Rep. Alexandria Ocasio-Cortez, D-N.Y., and Sen. Ed Markey, D-Mass., rolled out their plan for the already famed Green New Deal in a joint resolution and press conference Thursday, calling for net-zero greenhouse gas emissions by 2030.
The highly anticipated resolution specifies some of the agenda’s vaguer goals, including meeting 100 percent of the power demand in the US through clean, renewable and zero-emission energy sources within 10 years.
“This is a big day for activists all over the country and a big day for frontline communities all over the country,” Ocasio-Cortez said. “This is a big day for people who have been left behind.”
Both Ocasio-Cortez and Markey stressed the plausibility of the lofty policy goals that urge legislators to create sustainable infrastructure for “generations to come.”
“There will be cynics who will say this does not go far enough or that this cannot be done,” Markey said as he recalled those who thought global climate agreements like the Paris accords would never occur. “I have been really comforted by their consistency – they have been consistently wrong.”
In what Ocasio-Cortez called the “first step” in a longer policy agenda, the bicameral support has over 60 cosponsors between the two chambers, including five potential presidential candidates who have supported the agenda, despite still lacking specific policies on issues like a carbon tax.
Just before the press conference, Speaker of the House Nancy Pelosi said she had not yet read the resolution of what she has called a “green dream.”
“It is a green dream,” Ocasio-Cortez, emphasizing Democrats’ unity on the issue, which she and Markey repeatedly said is a priority of Pelosi’s. “This issue faces all of us and we are not going to get divided over it. Period.
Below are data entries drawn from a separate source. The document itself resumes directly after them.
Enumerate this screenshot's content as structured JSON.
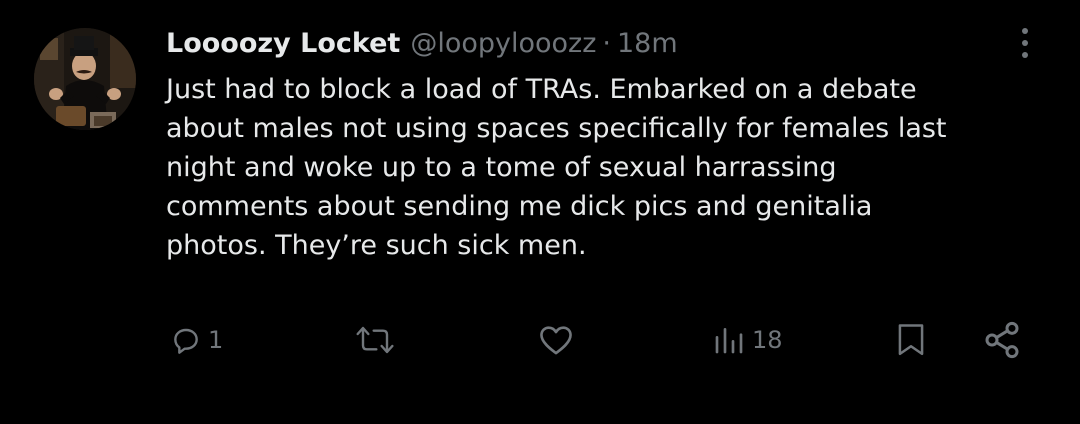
{
  "author": {
    "display_name": "Loooozy Locket",
    "handle": "@loopylooozz",
    "separator": "·",
    "time": "18m"
  },
  "tweet": {
    "text": "Just had to block a load of TRAs. Embarked on a debate\nabout males not using spaces specifically for females last\nnight and woke up to a tome of sexual harrassing\ncomments about sending me dick pics and genitalia\nphotos. They’re such sick men."
  },
  "actions": {
    "reply": {
      "icon": "reply-icon",
      "count": "1"
    },
    "retweet": {
      "icon": "retweet-icon",
      "count": ""
    },
    "like": {
      "icon": "heart-icon",
      "count": ""
    },
    "views": {
      "icon": "views-icon",
      "count": "18"
    },
    "bookmark": {
      "icon": "bookmark-icon"
    },
    "share": {
      "icon": "share-icon"
    }
  },
  "colors": {
    "background": "#000000",
    "text_primary": "#e7e9ea",
    "text_secondary": "#71767b"
  }
}
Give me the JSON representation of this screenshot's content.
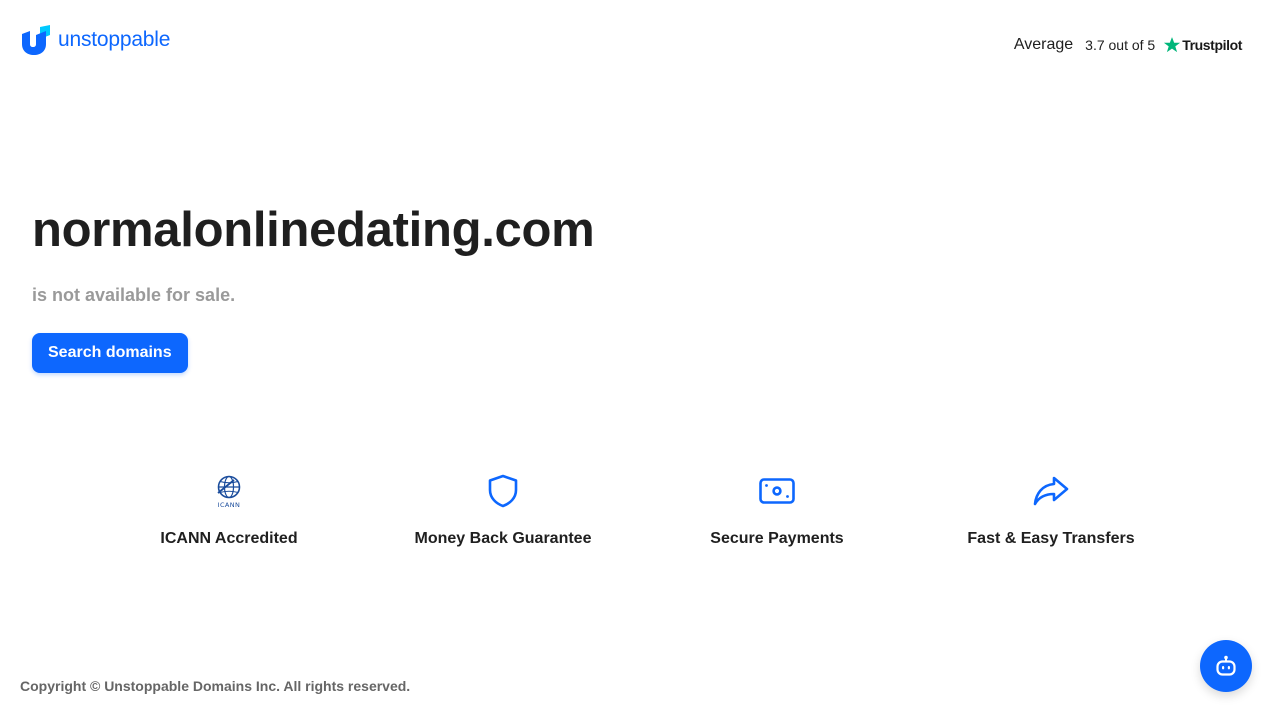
{
  "header": {
    "logo": {
      "text": "unstoppable",
      "icon": "unstoppable-logo-icon"
    },
    "trustpilot": {
      "rating_word": "Average",
      "score": "3.7 out of 5",
      "brand": "Trustpilot",
      "icon": "trustpilot-star-icon",
      "star_color": "#00b67a"
    }
  },
  "hero": {
    "domain": "normalonlinedating.com",
    "status": "is not available for sale.",
    "search_button": "Search domains"
  },
  "features": [
    {
      "icon": "icann-logo-icon",
      "label": "ICANN Accredited"
    },
    {
      "icon": "shield-icon",
      "label": "Money Back Guarantee"
    },
    {
      "icon": "banknote-icon",
      "label": "Secure Payments"
    },
    {
      "icon": "share-arrow-icon",
      "label": "Fast & Easy Transfers"
    }
  ],
  "footer": {
    "copyright": "Copyright © Unstoppable Domains Inc. All rights reserved."
  },
  "chat": {
    "icon": "chatbot-robot-icon"
  },
  "colors": {
    "accent": "#0d67fe",
    "muted_text": "#9a9a9a",
    "footer_text": "#666666"
  }
}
We leave no one behind on our solution.”
The rolling out of the resolution comes with strong pushback from Republicans who have called the GND impossible and a “socialist manifesto,” said Sen. John Barrasso, R-Wy., the chairman of the Senate Environment and Public Works committee.
With the Democrats controlling the House, the GND’s sponsors will need support from several Senate Republicans.
“I am very confident that this movement is going to grow so large and so powerful that we are going to find Republican senators who are going to want to work across the aisle to produce some solutions,” Markey said. “And if not, it is going to become a voting issue in the 2020 election.”
Ocasio-Cortez and Markey said the next step is to find additional cosponsors in the House and Senate before they come out with a more specific policy plan, though they did not give a definitive timeline for when that would be.